Specter, known for his fiery style in his days as Philadelphia's district attorney, put Bork on the stand for shifting his interpretation of what kinds of speech he would protect under the Bill of Rights. Bork told him that a 1971 paper in which he argued that only political speech should be protected was "just wrong," adding that he had repudiated it five years ago.

But Specter also sharply challenged Bork on how he could reconcile his philosophy of "judicial restraint" with the court's role in responding to what Specter called "the needs of the nation" -- rectifying moral wrongs not spelled out in the Constitution.

"You really have to raise a question about his approach," Specter said during a brief break in the questioning.

Heflin, by contrast, went easy on the nominee. Ever the folksy southerner, he asked Bork to recount his personal history, including youthful dalliances with socialism and liberalism, and even asked why he wears a beard.

"There's nothing wrong with it," Heflin drawled with a chuckle. "I want to make that clear because there are a lot of bearded voters out there. We've got some in Alabama."

How the three ultimately will vote is a matter of some intrigue on the committee, and among political analysts. It is widely believed that Heflin, former chief justice of the Alabama Supreme Court, who frequently has supported the White House in close votes, is the most sought-after of the trio. If he opposes Bork, the thinking goes, a number of other southern Democrats will follow suit, invoking the view of this trusted conservative to justify what could be a difficult vote.

But fellow Democrats said yesterday that Heflin is leaning strongly in favor of Bork, his claims of indecision notwithstanding. "I think Heflin is looking for a reason to justify voting for {Bork} and DeConcini is looking for a reason to justify voting against," said a Democrat close to both senators.

In addition, political analysts caution that DeConcini, who faces reelection in 1988 in heavily Republican Arizona, may feel outside pressures to vote for Bork despite his announced concerns. Indeed, the two-term Democrat spent part of an afternoon break yesterday reading home-state newspaper articles evaluating his stance on the nomination.

DeConcini's hard-edged questioning of Bork surprised many committee observers, who have come to know him as a man who guards his low profile. When Bork invoked the example of male and female restrooms to defend his assertion that the sexes could reasonably be treated differently under the Constitution, DeConcini shot back:

"Isn't that a bogus argument? We're not talking about unisex toilets here. We're talking about fundamental rights that women, for too, too long have not been provided."

"That's right," Bork responded, then added: "There is no reason whatsoever in my record to think that I have any problem protecting women or any other group."

Bork took pains to point out to each of the three senators that his judicial philosophy accommodated minorities, women, free speech and other constitutional concerns they raised.
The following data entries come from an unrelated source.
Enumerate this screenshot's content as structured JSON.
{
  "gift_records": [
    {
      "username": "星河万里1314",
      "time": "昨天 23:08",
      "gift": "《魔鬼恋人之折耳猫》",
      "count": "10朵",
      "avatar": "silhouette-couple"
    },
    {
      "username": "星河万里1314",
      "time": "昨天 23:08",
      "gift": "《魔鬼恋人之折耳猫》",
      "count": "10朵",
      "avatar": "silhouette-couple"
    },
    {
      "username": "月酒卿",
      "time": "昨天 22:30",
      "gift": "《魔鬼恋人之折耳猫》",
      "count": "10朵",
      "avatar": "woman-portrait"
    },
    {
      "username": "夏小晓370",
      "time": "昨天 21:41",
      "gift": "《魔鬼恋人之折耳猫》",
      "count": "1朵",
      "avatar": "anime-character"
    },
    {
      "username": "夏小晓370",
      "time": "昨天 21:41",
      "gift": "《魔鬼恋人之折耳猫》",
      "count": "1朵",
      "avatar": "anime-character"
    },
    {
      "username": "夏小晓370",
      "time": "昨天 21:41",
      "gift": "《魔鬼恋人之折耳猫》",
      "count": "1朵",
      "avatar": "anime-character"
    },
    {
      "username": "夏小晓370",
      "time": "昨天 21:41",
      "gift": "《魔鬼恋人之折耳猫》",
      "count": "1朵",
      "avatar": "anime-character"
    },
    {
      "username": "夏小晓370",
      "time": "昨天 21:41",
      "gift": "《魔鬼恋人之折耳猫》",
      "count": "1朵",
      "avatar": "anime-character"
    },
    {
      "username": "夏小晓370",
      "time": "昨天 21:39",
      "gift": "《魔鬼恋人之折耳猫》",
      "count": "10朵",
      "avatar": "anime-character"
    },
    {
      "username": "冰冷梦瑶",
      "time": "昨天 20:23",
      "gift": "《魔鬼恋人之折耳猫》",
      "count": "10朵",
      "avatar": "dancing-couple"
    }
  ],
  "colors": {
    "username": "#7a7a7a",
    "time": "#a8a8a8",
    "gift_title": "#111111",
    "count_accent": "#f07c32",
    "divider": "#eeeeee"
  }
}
Abandoning his guarded demeanor of Tuesday, the first day of the hearings, Bork yesterday engaged in sometimes pointed repartee with committee members, recounted humanizing anecdotes about himself and explained his judicial philosophy more in laymans' than lawyers' terms.
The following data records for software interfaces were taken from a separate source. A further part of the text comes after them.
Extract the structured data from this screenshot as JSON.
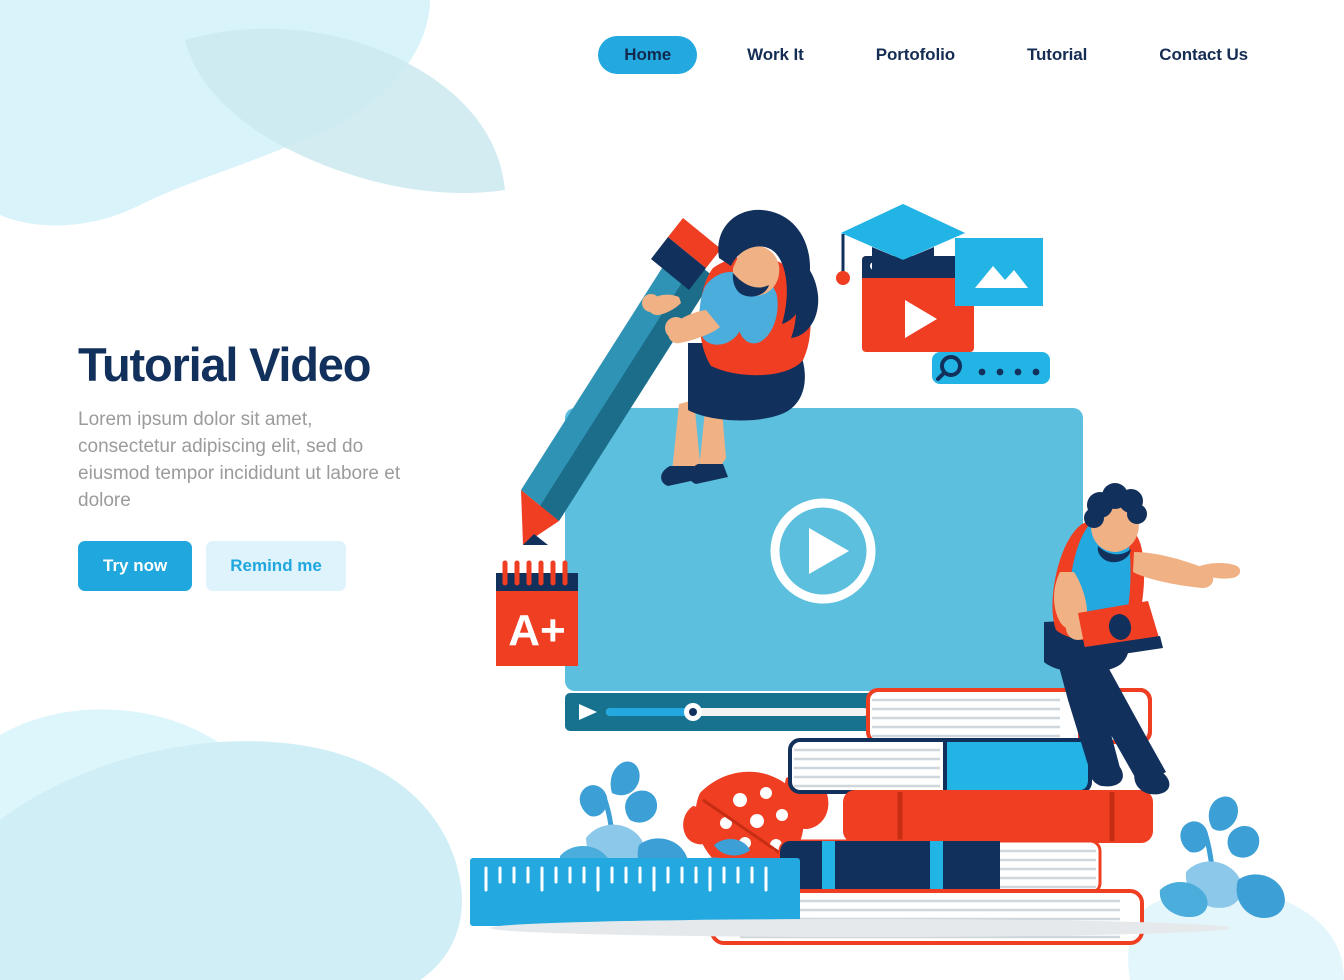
{
  "nav": {
    "items": [
      {
        "label": "Home",
        "active": true
      },
      {
        "label": "Work It",
        "active": false
      },
      {
        "label": "Portofolio",
        "active": false
      },
      {
        "label": "Tutorial",
        "active": false
      },
      {
        "label": "Contact Us",
        "active": false
      }
    ]
  },
  "hero": {
    "title": "Tutorial Video",
    "description": "Lorem ipsum dolor sit amet, consectetur adipiscing elit, sed do eiusmod tempor incididunt ut labore et dolore",
    "primary_button": "Try now",
    "secondary_button": "Remind me"
  },
  "illustration": {
    "notepad_grade": "A+",
    "video_player": {
      "play_icon": "play-circle-icon",
      "control_play_icon": "play-triangle-icon",
      "progress_percent": 34
    },
    "icons": {
      "graduation_cap": "graduation-cap-icon",
      "browser_video": "browser-play-icon",
      "image_card": "image-placeholder-icon",
      "search_bar": "search-icon",
      "search_dots": 4
    },
    "characters": [
      {
        "name": "woman-with-pencil"
      },
      {
        "name": "man-with-laptop"
      }
    ],
    "books_count": 5
  },
  "colors": {
    "brand_blue": "#1fa7de",
    "nav_pill": "#23a8e0",
    "navy": "#12305c",
    "red": "#ef3e22",
    "sky": "#5bbfdd",
    "teal_dark": "#17728f",
    "pale_cyan": "#d6f2f8",
    "light_blue_btn": "#dff3fc",
    "muted_text": "#9b9b9b"
  }
}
"I think he helped himself," Heflin said. "I thought {Tuesday} he came across as being awful dull, and I don't think the American people could follow him . . . . Now we've gotten down to where people can understand."

Where that left the trio at day's end was as unclear as it was a week ago. As Heflin put it: "Is he a zealous right-winger with a radical agenda, or is he an evolving individual with a great intellectual curiosity who wants to examine and experience the unusual and the unconventional?"

Asked if this interest in personal issues meant Heflin had no more constitutional concerns about the nominee, the senator gave his customarily cagey response: "Sure I do. It was just getting mighty dull and I thought I ought to perk it up a bit."